Bill Kinney
SM160 Harmonie



greatketch@...
 

James,

Heeling to windward in light air doesn't just feel strange, it really cuts down on performance. A classic trick for sailing small boats in light air is to move crew weight to the leeward rail to force a "proper" heel. Gravity then helps pull the sails into a good airfoil shape even when the wind is too light to lift the sails on its own. Heeling to windward will make the sails collapse at higher wind speeds than they will on a flat boat.

But we all have our own ways of sailing. For anybody who feels that the range from the stock diesel tank is insufficient I am guessing that sailing performance in less that 5 knots of wind is not a big concern.


James Alton
 

Eric,

   Having sailed a lot of dinghies in light to no wind conditions, I totally agree with what you are saying about a windward heel in light air hurting performance.  Besides helping the sails stay filled, a bit of heel to leeward generates some weather helm which effectively puts some beneficial camber in the keel/rudder coupling.  A windward heel will cause the coupling to generate additional lift to leeward which isn’t too productive unless you like going sideways. (grin)  I guess if the heel isn’t much and it’s a cruising boat the difference probably is not all that meaningful so for me it is mostly just that I prefer my boat to be level when not in motion.  

   Actually I love to sail in light airs and carry a good inventory of light sails.  The mizzen staysail is one of my favourite sails on the Maramu.  I like the idea of not carrying all of my fuel in one tank just in case..  True, you can carry your spare fuel in jugs that are needed to ferry fuel in certain places but the fuel seems to find a way to get out far too often for me to feel comfortable carrying much in that manner.  I feel that having more capacity can be a good thing since when you find a source of clean/inexpensive fuel you can capitalize on that and not have to go dockside as often.  And you never know when a situation might arise where you are required to motor a lot more than expected.  I don’t see any downside to having more options.

Best,

James Alton
SV Sueno,  Maramu #220

On Mar 20, 2017, at 10:01 PM, greatketch@... [amelyachtowners] <amelyachtowners@...> wrote:
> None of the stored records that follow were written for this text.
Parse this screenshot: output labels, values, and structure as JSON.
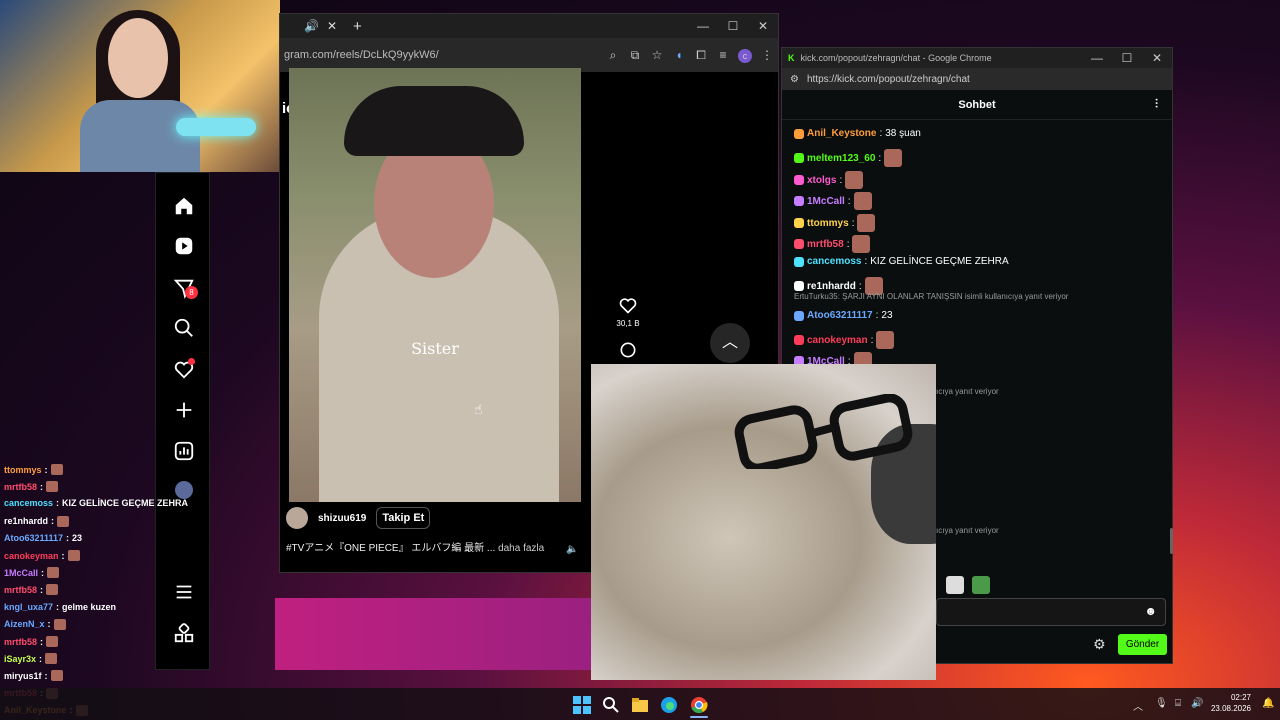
{
  "browser": {
    "url_text": "gram.com/reels/DcLkQ9yykW6/",
    "header_fragment": "için",
    "new_tab_symbol": "+",
    "close_tab_symbol": "✕",
    "profile_initial": "c"
  },
  "instagram": {
    "nav": [
      {
        "name": "home"
      },
      {
        "name": "reels"
      },
      {
        "name": "messages",
        "badge": "8"
      },
      {
        "name": "search"
      },
      {
        "name": "notifications"
      },
      {
        "name": "create"
      },
      {
        "name": "dashboard"
      },
      {
        "name": "profile"
      },
      {
        "name": "more"
      },
      {
        "name": "also-from-meta"
      }
    ],
    "reel": {
      "caption_overlay": "Sister",
      "author": "shizuu619",
      "follow_label": "Takip Et",
      "description": "#TVアニメ『ONE PIECE』 エルバフ編 最新 ...",
      "more_label": "daha fazla",
      "likes": "30,1 B"
    }
  },
  "chat_window": {
    "title": "kick.com/popout/zehragn/chat - Google Chrome",
    "url": "https://kick.com/popout/zehragn/chat",
    "header": "Sohbet",
    "send_label": "Gönder",
    "messages": [
      {
        "user": "Anil_Keystone",
        "text": "38 şuan",
        "color": "#ff9d3b",
        "emote": false
      },
      {
        "user": "meltem123_60",
        "text": "",
        "color": "#53fc18",
        "emote": true
      },
      {
        "user": "xtolgs",
        "text": "",
        "color": "#ff5bd0",
        "emote": true
      },
      {
        "user": "1McCall",
        "text": "",
        "color": "#c77dff",
        "emote": true
      },
      {
        "user": "ttommys",
        "text": "",
        "color": "#ffd24a",
        "emote": true
      },
      {
        "user": "mrtfb58",
        "text": "",
        "color": "#ff4d6d",
        "emote": true
      },
      {
        "user": "cancemoss",
        "text": "KIZ GELİNCE GEÇME ZEHRA",
        "color": "#4de1ff",
        "emote": false
      },
      {
        "user": "re1nhardd",
        "text": "",
        "color": "#ffffff",
        "emote": true
      },
      {
        "user": "Atoo63211117",
        "text": "23",
        "color": "#6aa9ff",
        "emote": false
      },
      {
        "user": "canokeyman",
        "text": "",
        "color": "#ff3d5a",
        "emote": true
      },
      {
        "user": "1McCall",
        "text": "",
        "color": "#c77dff",
        "emote": true
      }
    ],
    "reply_notice": "ErtuTurku35: ŞARJI AYNI OLANLAR TANIŞSIN isimli kullanıcıya yanıt veriyor",
    "partial_reply_1": "ıcıya yanıt veriyor",
    "partial_reply_2": "ıcıya yanıt veriyor"
  },
  "overlay_chat": [
    {
      "user": "ttommys",
      "text": "",
      "color": "#ff9d3b",
      "emote": true
    },
    {
      "user": "mrtfb58",
      "text": "",
      "color": "#ff4d6d",
      "emote": true
    },
    {
      "user": "cancemoss",
      "text": "KIZ GELİNCE GEÇME ZEHRA",
      "color": "#4de1ff",
      "emote": false
    },
    {
      "user": "re1nhardd",
      "text": "",
      "color": "#ffffff",
      "emote": true
    },
    {
      "user": "Atoo63211117",
      "text": "23",
      "color": "#6aa9ff",
      "emote": false
    },
    {
      "user": "canokeyman",
      "text": "",
      "color": "#ff3d5a",
      "emote": true
    },
    {
      "user": "1McCall",
      "text": "",
      "color": "#c77dff",
      "emote": true
    },
    {
      "user": "mrtfb58",
      "text": "",
      "color": "#ff4d6d",
      "emote": true
    },
    {
      "user": "kngl_uxa77",
      "text": "gelme kuzen",
      "color": "#6aa9ff",
      "emote": false
    },
    {
      "user": "AizenN_x",
      "text": "",
      "color": "#6aa9ff",
      "emote": true
    },
    {
      "user": "mrtfb58",
      "text": "",
      "color": "#ff4d6d",
      "emote": true
    },
    {
      "user": "iSayr3x",
      "text": "",
      "color": "#c4ff4d",
      "emote": true
    },
    {
      "user": "miryus1f",
      "text": "",
      "color": "#ffffff",
      "emote": true
    },
    {
      "user": "mrtfb58",
      "text": "",
      "color": "#ff4d6d",
      "emote": true
    },
    {
      "user": "Anil_Keystone",
      "text": "",
      "color": "#ff9d3b",
      "emote": true
    }
  ],
  "taskbar": {
    "time": "02:27",
    "date": "23.08.2026"
  },
  "colors": {
    "kick_green": "#53fc18",
    "insta_badge": "#ff3040"
  }
}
James,

Heeling to windward in light air doesn't just feel strange, it really cuts down on performance. A classic trick for sailing small boats in light air is to move crew weight to the leeward rail to force a "proper" heel. Gravity then helps pull the sails into a good airfoil shape even when the wind is too light to lift the sails on its own. Heeling to windward will make the sails collapse at higher wind speeds than they will on a flat boat. 

But we all have our own ways of sailing. For anybody who feels that the range from the stock diesel tank is insufficient I am guessing that sailing performance in less that 5 knots of wind is not a big concern.